#### Task to complete:
Your answer consists of the lines in the data that contain "screenshot". Copy each of them.

#### Records for the task:
○ ○ ○ ○ ○

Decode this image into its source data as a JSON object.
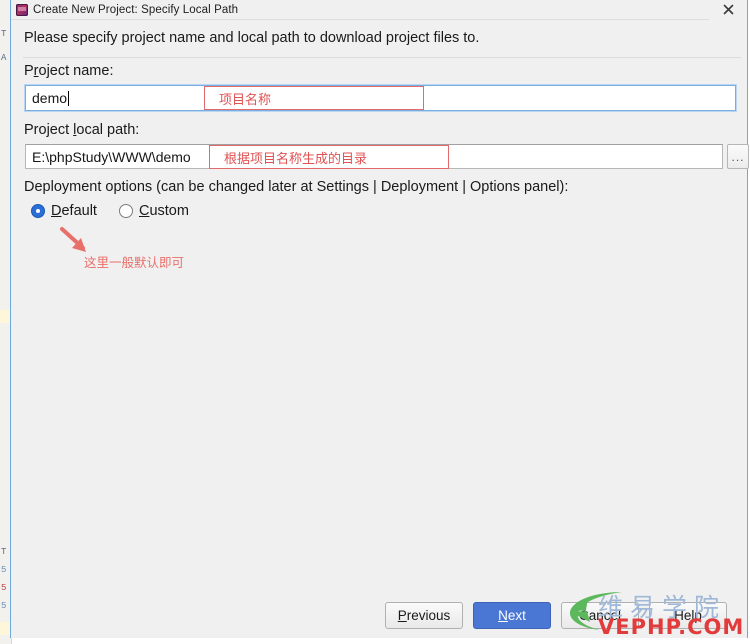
{
  "window": {
    "title": "Create New Project: Specify Local Path",
    "icon": "phpstorm-icon",
    "close_label": "✕"
  },
  "header": {
    "instruction": "Please specify project name and local path to download project files to."
  },
  "form": {
    "project_name": {
      "label_pre": "P",
      "label_mnemonic": "r",
      "label_post": "oject name:",
      "value": "demo",
      "placeholder": ""
    },
    "project_local_path": {
      "label_pre": "Project ",
      "label_mnemonic": "l",
      "label_post": "ocal path:",
      "value": "E:\\phpStudy\\WWW\\demo",
      "placeholder": "",
      "browse_label": "..."
    },
    "deployment": {
      "label": "Deployment options (can be changed later at Settings | Deployment | Options panel):",
      "options": [
        {
          "label_mnemonic": "D",
          "label_rest": "efault",
          "selected": true
        },
        {
          "label_mnemonic": "C",
          "label_rest": "ustom",
          "selected": false
        }
      ]
    }
  },
  "annotations": {
    "project_name_note": "项目名称",
    "project_path_note": "根据项目名称生成的目录",
    "deployment_note": "这里一般默认即可",
    "color": "#e05252"
  },
  "footer": {
    "buttons": [
      {
        "name": "previous",
        "mnemonic": "P",
        "rest": "revious",
        "style": "std"
      },
      {
        "name": "next",
        "mnemonic": "N",
        "rest": "ext",
        "style": "primary"
      },
      {
        "name": "cancel",
        "mnemonic": "",
        "rest": "Cancel",
        "style": "std"
      },
      {
        "name": "help",
        "mnemonic": "",
        "rest": "Help",
        "style": "std"
      }
    ]
  },
  "watermark": {
    "cn": "维易学院",
    "en": "VEPHP.COM",
    "cn_color": "#9fb8d8",
    "en_color": "#e23b3b",
    "swoosh_color": "#5cb85c"
  },
  "background_editor": {
    "gutter_glyphs": [
      "T",
      "A",
      "T",
      "5",
      "5",
      "5"
    ]
  }
}
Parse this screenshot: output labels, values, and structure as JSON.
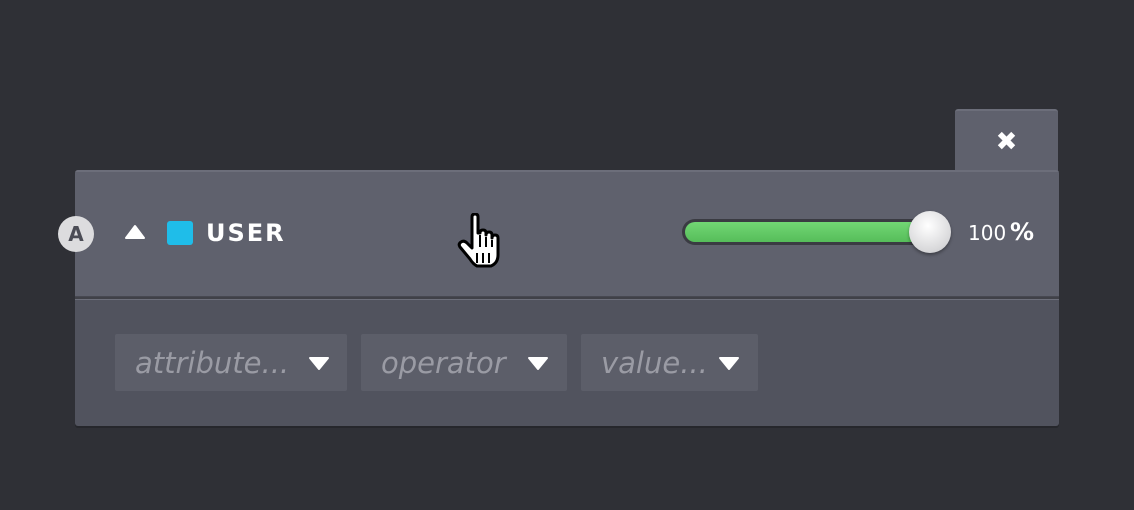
{
  "close_tab": {
    "icon": "close-icon",
    "glyph": "✖"
  },
  "layer": {
    "badge_letter": "A",
    "collapse_icon": "caret-up-icon",
    "color": "#1fbde9",
    "name": "USER",
    "opacity": {
      "value": "100",
      "unit": "%",
      "fraction": 1.0,
      "fill_color": "#62c964"
    }
  },
  "filter": {
    "attribute_placeholder": "attribute...",
    "operator_placeholder": "operator",
    "value_placeholder": "value..."
  },
  "cursor": {
    "icon": "hand-pointer-icon"
  }
}
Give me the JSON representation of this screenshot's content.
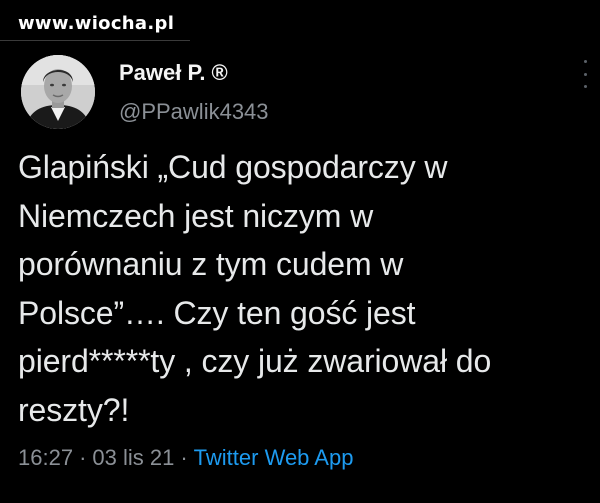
{
  "watermark": {
    "text": "www.wiocha.pl"
  },
  "author": {
    "display_name": "Paweł P. ®",
    "handle": "@PPawlik4343"
  },
  "tweet": {
    "lines": [
      "Glapiński „Cud gospodarczy w",
      "Niemczech jest niczym w",
      "porównaniu z tym cudem w",
      "Polsce”…. Czy ten gość jest",
      "pierd*****ty , czy już zwariował do",
      "reszty?!"
    ]
  },
  "meta": {
    "time": "16:27",
    "separator": "·",
    "date": "03 lis 21",
    "source": "Twitter Web App"
  },
  "colors": {
    "background": "#000000",
    "text": "#e7e9ea",
    "secondary": "#8b9096",
    "link": "#1d9bf0"
  },
  "icons": {
    "more": "more-options-icon",
    "avatar": "profile-photo"
  }
}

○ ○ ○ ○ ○

#### Exercise solution:
Parse this screenshot: output labels, values, and structure as JSON.
Give me the JSON representation of this screenshot's content.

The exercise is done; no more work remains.